By: Billy Pritchard
What is Deferred Revenue?
If a software company offers its customers the ability to prepay on longer-term contracts, Deferred Revenue becomes an important consideration during the transaction process. Generally, a prepayment from the customer creates a future liability for that company to service the customer over the life or term of the contract. That future liability is commonly referred to as Deferred Revenue.
Accounting Issues with a Transaction
If a company is operating under a cash-basis accounting methodology, a prepaid annual contract would result in the company recognizing the full amount of that contract at the time of payment. However, the cash-basis balance sheet would not reflect the continued liability of servicing that customer moving forward. We often see founder led businesses operate under a cash-basis methodology, thus the Deferred Revenue concept is largely ignored.
In accrual-basis accounting, a prepaid annual contract is treated differently in a few ways. First, the revenue would be recognized over the life of the contract or “as the revenue is earned.” With most software contracts, this would result in a pro-rated monthly revenue recognition over the life of the contract.

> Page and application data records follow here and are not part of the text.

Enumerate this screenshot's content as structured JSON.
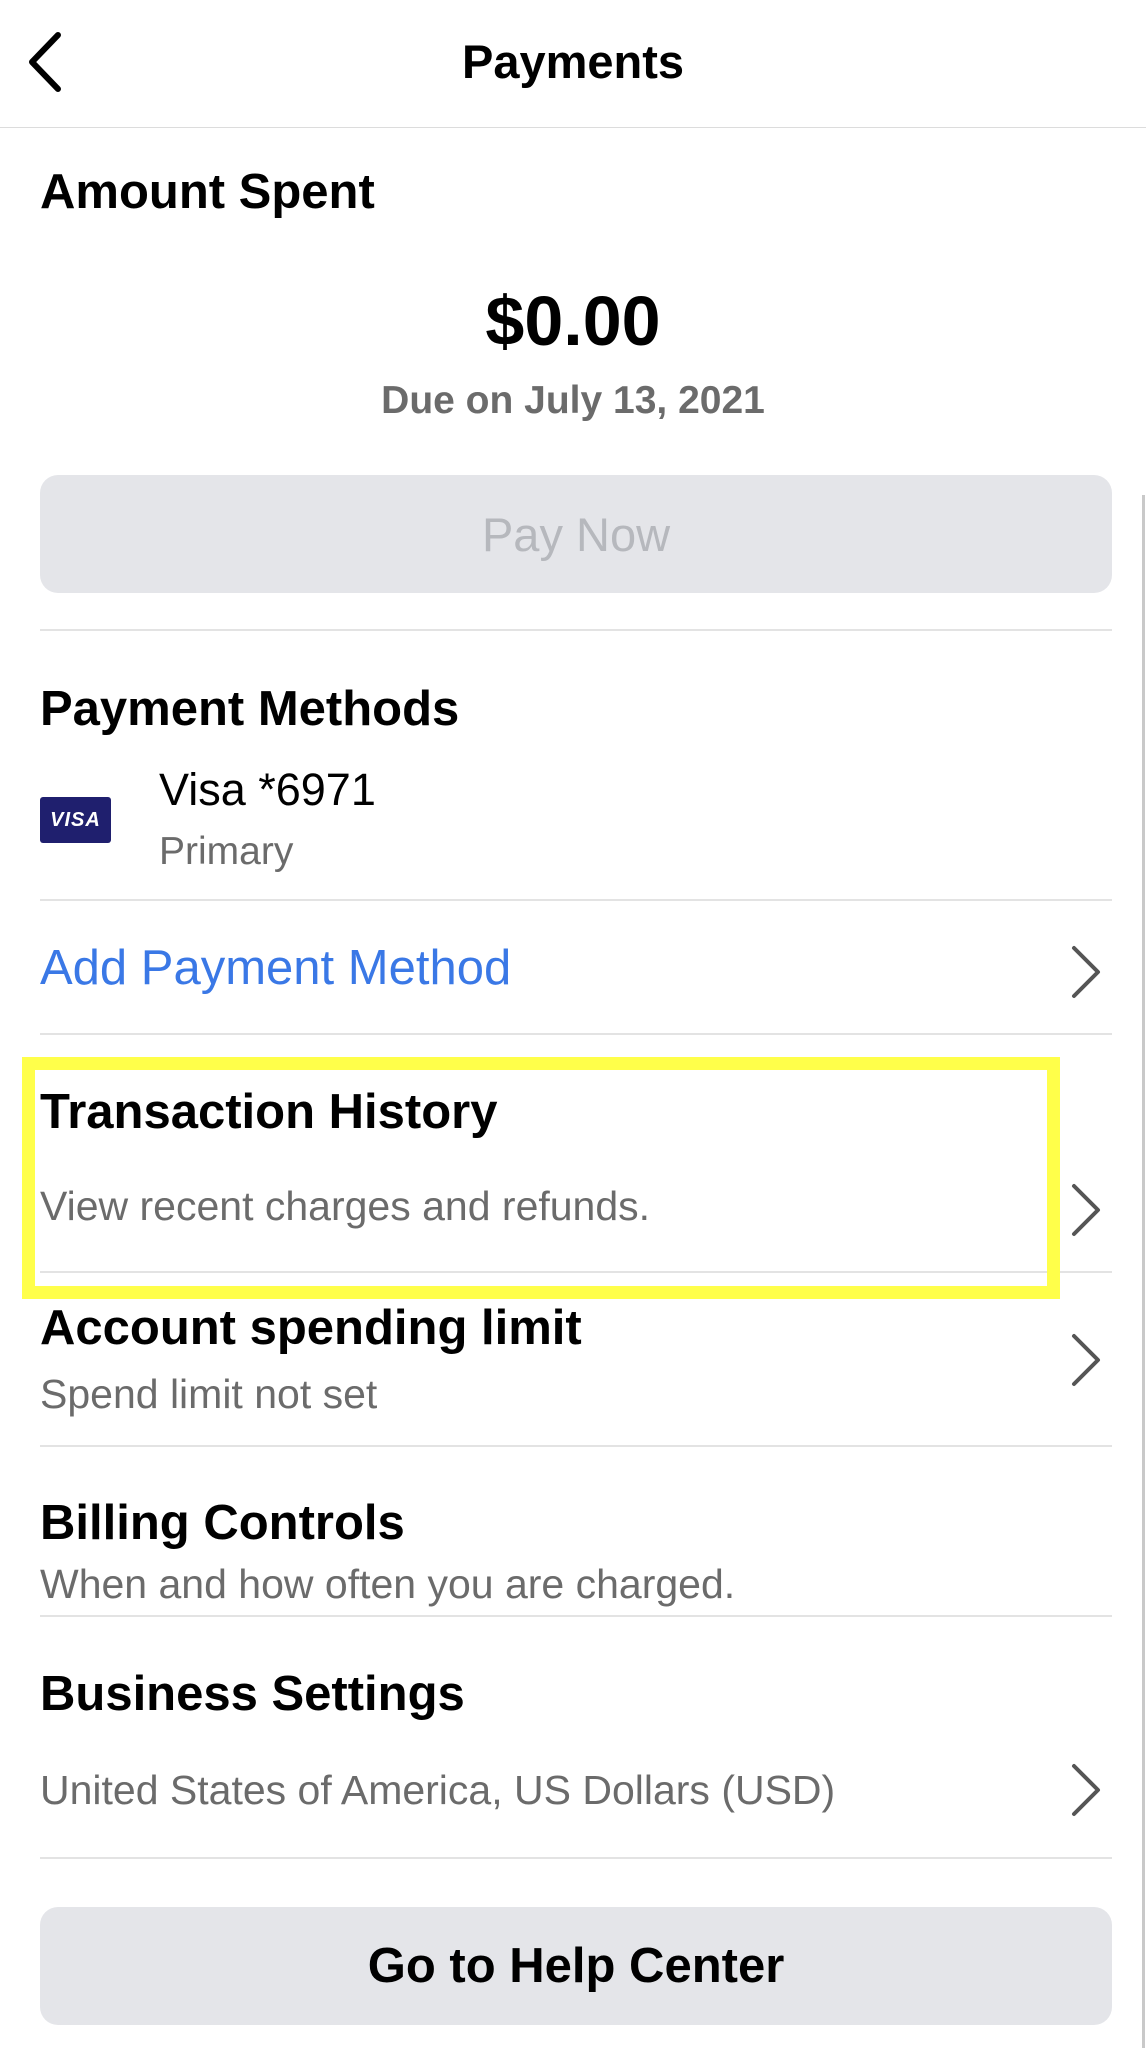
{
  "header": {
    "title": "Payments",
    "back_icon": "chevron-left-icon"
  },
  "amount_spent": {
    "title": "Amount Spent",
    "amount": "$0.00",
    "due": "Due on July 13, 2021",
    "pay_button": "Pay Now"
  },
  "payment_methods": {
    "title": "Payment Methods",
    "card": {
      "brand_logo": "VISA",
      "name": "Visa *6971",
      "status": "Primary"
    },
    "add_link": "Add Payment Method"
  },
  "transaction_history": {
    "title": "Transaction History",
    "subtitle": "View recent charges and refunds."
  },
  "spending_limit": {
    "title": "Account spending limit",
    "subtitle": "Spend limit not set"
  },
  "billing_controls": {
    "title": "Billing Controls",
    "subtitle": "When and how often you are charged."
  },
  "business_settings": {
    "title": "Business Settings",
    "subtitle": "United States of America, US Dollars (USD)"
  },
  "help_button": "Go to Help Center",
  "colors": {
    "link": "#3a78e6",
    "highlight": "#ffff4a",
    "button_bg": "#e4e5e9",
    "visa_bg": "#1f1f6e"
  }
}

Second, the prepaid annual contract would create the Deferred Revenue liability on the Balance Sheet. Each month as the revenue is recognized, the Deferred Revenue liability would be reduced by the same amount.
Most private equity and strategic buyers operate under an accrual-based accounting methodology. Therefore, when going through a transaction process, a Buyer & Seller can face challenges resulting from this accounting conversion at the time of closing and during the post-closing integration period.
Deferred Revenue & Closing Impacts
Aside from these accounting nuances discussed above, Deferred Revenue can present proceeds impacts for the Seller at the closing table. Depending on the timing of a prepaid contract in relation to a transaction close date, buyers can view those prepayments as penalizing to them – the Seller gets the benefit of 100% of the cash from that customer contract, yet the buyer is on the hook for the future service of that contract post close. In most cases, this is why Buyers push to quantify the outstanding amount of Deferred Revenue and negotiate that impact into the transaction. By treating Deferred Revenue as a liability in the transaction (either as true Indebtedness or in the Net Working Capital considerations), Buyers are able to offset some or all of that future liability through a reduction in Seller Proceeds or through a more favorable Net Working Capital structure for the buyer.
We actively encourage Sellers to have a full understanding of any Deferred Revenue in their business before diving into detailed legal discussions. While we generally are comfortable agreeing that there is some liability associated with servicing & supporting those customers moving forward, it is overly penalizing to a Seller to quantify that full prepayment amount as a true liability. Good software businesses operate at attractive margins. Therefore, $1 of revenue does not create $1 of future liability to service that customer.
A generally agreed up middle ground approach in software transactions is to look at the “Cost of Service” for those customers moving forward. We look to work with Sellers to understand the Cost of Service by focusing on the true costs the buyer will incur post-closing (hosting, customer support, payment processing, etc.). A software business that tracks and allocates expenses appropriately for its Gross Margin metrics is well positioned to support and defend a reduced Deferred Revenue liability. Often times, this “Cost of Service” approach can save significant dollars at the closing table, which is why it is crucial for Sellers to have full awareness of Deferred Revenue when diving into transaction negotiations.
Below is an Illustrative Example on the various ways Deferred Revenue can impact a transaction from a closing proceeds perspective: